The pressure to stay together was so great that at one point, if a teacher posted a grade for a standard all teachers in the subject area had to post a grade within 24 hours. Oftentimes, I felt like I was climbing on the edge of a cliff waiting to see if I would find a safe foothold or not. Would I get in trouble for reading an alternate story or deviating from the daily grammar practice outline? What would happen if the administration ever figured out that I was not on the correct place on the map?
I was more off the map than on. This standardization of all aspects of my teaching and learning with my students was troubling as I base(d) my teaching and learning on relationships. I try to enact a thoughtful pedagogy that builds on the strengths and interests of the students. NOT a testing calendar and scripted curriculum.
to be continued…
You can find the #literacies chat on Twitter every Thursday from 7-8 PM EST. Search for the hashtag #literacies in Twitter.
After an intriguing semester collaborating across our courses in New Literacies and Content Area Literacies, using the hashtag #literacies, @writerswriting and I (@Dr_Pendergrass) have taken advantage of the momentum built by having so many of our colleagues think with us about the demands and dimensions of contemporary literacies. Using our course hashtag, we began the #literacies chat which will run weekly on Thursdays from 7:00-8:00 PM EST.
As we begin, we expect to build the #literacies network of educators, researchers and theorists. Feel free to index your tweets for the group with the hashtag during the week and then on Thursdays a guest host will share their expertise in an area related to contemporary literacies and engage us in conversation.
Popular Utopias Dystopias Book List
Do you like to read Dystopian Fiction like the Hunger Games series, Chemical Girl series, or Maze Runner series?
If so or if you want to give it a try, I stumbled upon this list includes over 200 books that just might fit the bill. If you try one out, check back here and leave comment!
Happy Reading 🙂
Thanks for visiting https://emilypendergrass.wordpress.com a blog on adolescent literacies, literacies coaching, and teaching and learning.
Freire’s (1992) critical statement, “Content must be delivered up to the cognitive curiosity of teacher and pupils. The former teach, and in doing so, learn. The latter learn, and in doing so teach” (p. 96) has been the catalyst to transform my teaching. The fact that there is no teaching without learning and no learning without teaching can serve as the basis for a creative and successful way to reclaim the power of teaching in the current climate of mandated curriculum.
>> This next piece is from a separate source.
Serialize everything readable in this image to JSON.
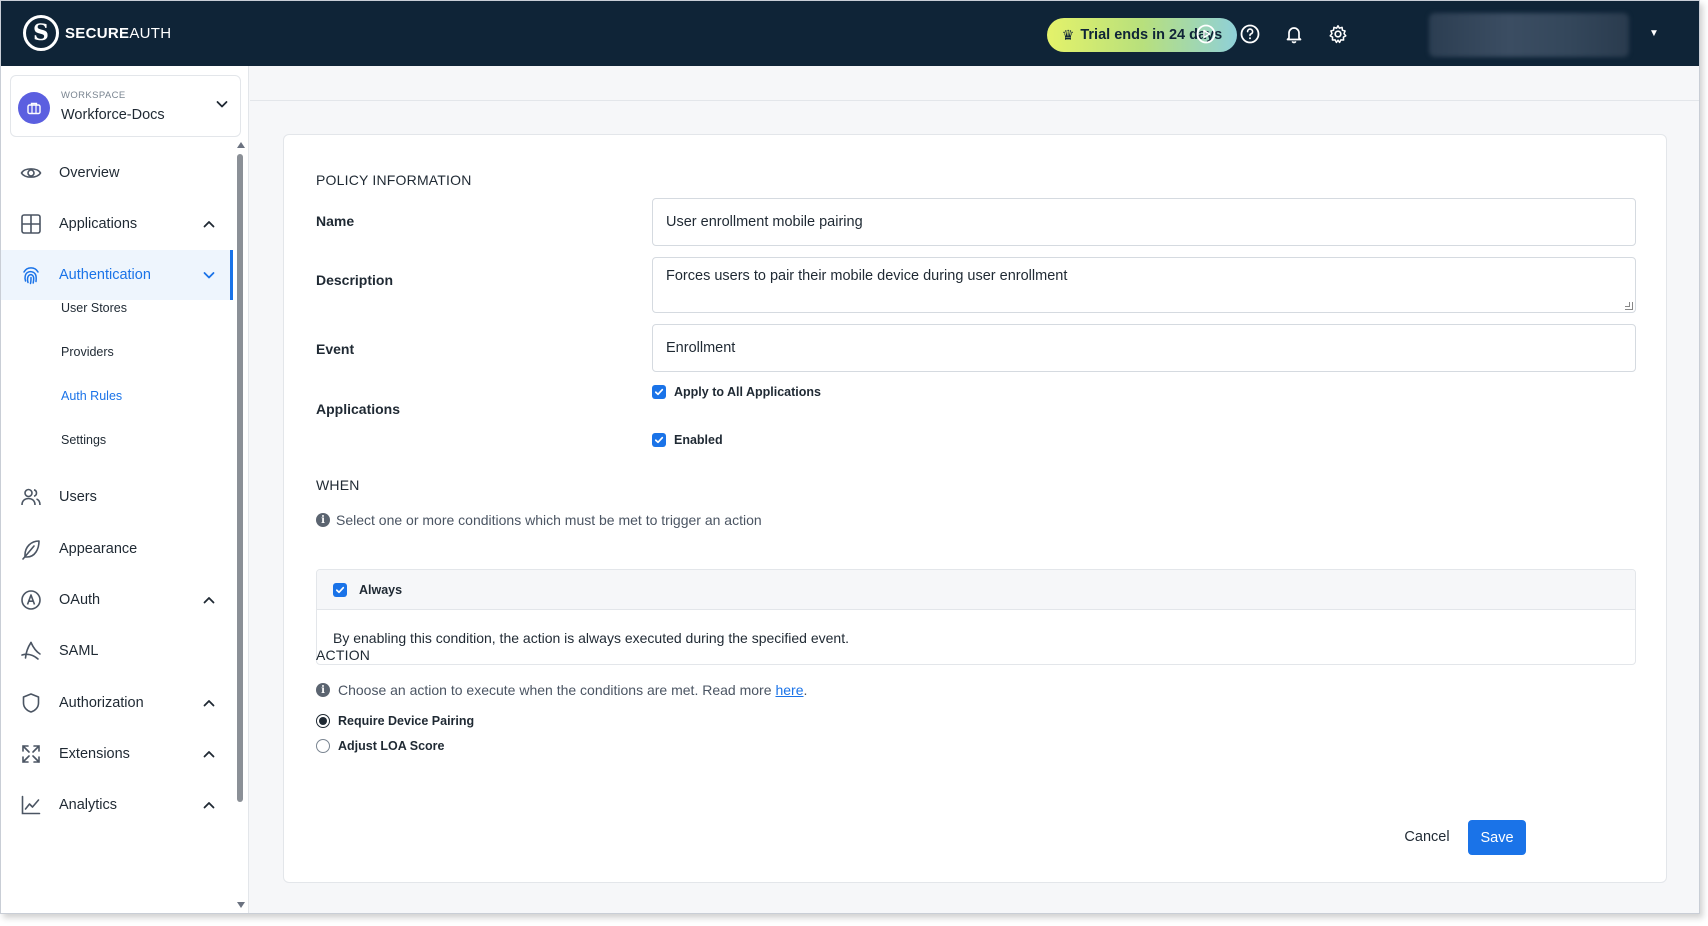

Blurring the traditional student-teacher boundaries. I believe we can probably learn more from students than we could ever teach them if we continue to select the curriculum out of our own cultures, experiences, and values. “The refusal of educators to learn from their students has led us to the present predicament characterized by failure”(Macedo, 2006, p. 142). I fully believe that the success rate of schools will change when teachers see themselves as learners and see the students as people with much to offer. Learning from and with students can prove to be a worthwhile endeavor as we no longer categorize students by their failures but by their successes.